--- Data listing ---
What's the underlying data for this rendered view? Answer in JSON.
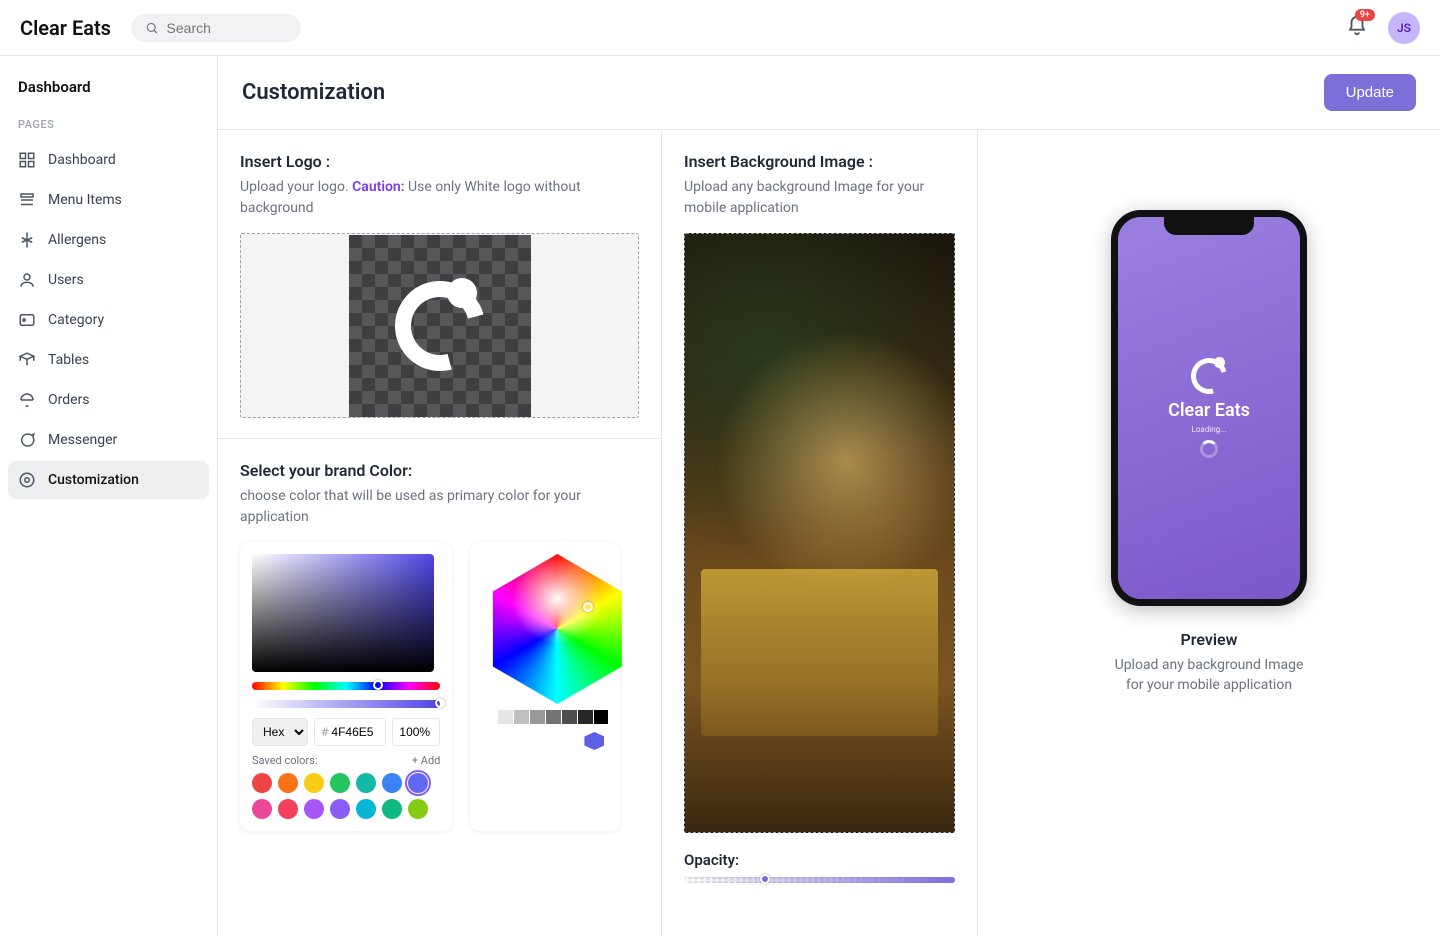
{
  "brand": "Clear Eats",
  "search": {
    "placeholder": "Search"
  },
  "notifications": {
    "badge": "9+"
  },
  "avatar": {
    "initials": "JS"
  },
  "sidebar": {
    "title": "Dashboard",
    "section": "PAGES",
    "items": [
      {
        "label": "Dashboard",
        "icon": "dashboard-icon"
      },
      {
        "label": "Menu Items",
        "icon": "menu-icon"
      },
      {
        "label": "Allergens",
        "icon": "allergen-icon"
      },
      {
        "label": "Users",
        "icon": "user-icon"
      },
      {
        "label": "Category",
        "icon": "category-icon"
      },
      {
        "label": "Tables",
        "icon": "table-icon"
      },
      {
        "label": "Orders",
        "icon": "orders-icon"
      },
      {
        "label": "Messenger",
        "icon": "messenger-icon"
      },
      {
        "label": "Customization",
        "icon": "customization-icon"
      }
    ]
  },
  "page": {
    "title": "Customization",
    "update_btn": "Update"
  },
  "logo": {
    "title": "Insert Logo :",
    "desc_before": "Upload your logo. ",
    "caution": "Caution:",
    "desc_after": " Use only White logo without background"
  },
  "brandColor": {
    "title": "Select your brand Color:",
    "desc": "choose color that will be used as primary color for your application",
    "format": "Hex",
    "hex": "4F46E5",
    "alpha": "100%",
    "saved_label": "Saved colors:",
    "add_label": "+ Add",
    "swatches": [
      "#ef4444",
      "#f97316",
      "#facc15",
      "#22c55e",
      "#14b8a6",
      "#3b82f6",
      "#6366f1",
      "#ec4899",
      "#f43f5e",
      "#a855f7",
      "#8b5cf6",
      "#06b6d4",
      "#10b981",
      "#84cc16"
    ]
  },
  "bg": {
    "title": "Insert Background Image :",
    "desc": "Upload any background Image for your mobile application",
    "opacity_label": "Opacity:"
  },
  "preview": {
    "brand": "Clear Eats",
    "loading": "Loading...",
    "title": "Preview",
    "desc": "Upload any background Image for your mobile application"
  }
}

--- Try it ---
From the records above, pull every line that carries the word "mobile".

--- Your solution ---
    "desc": "Upload any background Image for your mobile application",
    "desc": "Upload any background Image for your mobile application"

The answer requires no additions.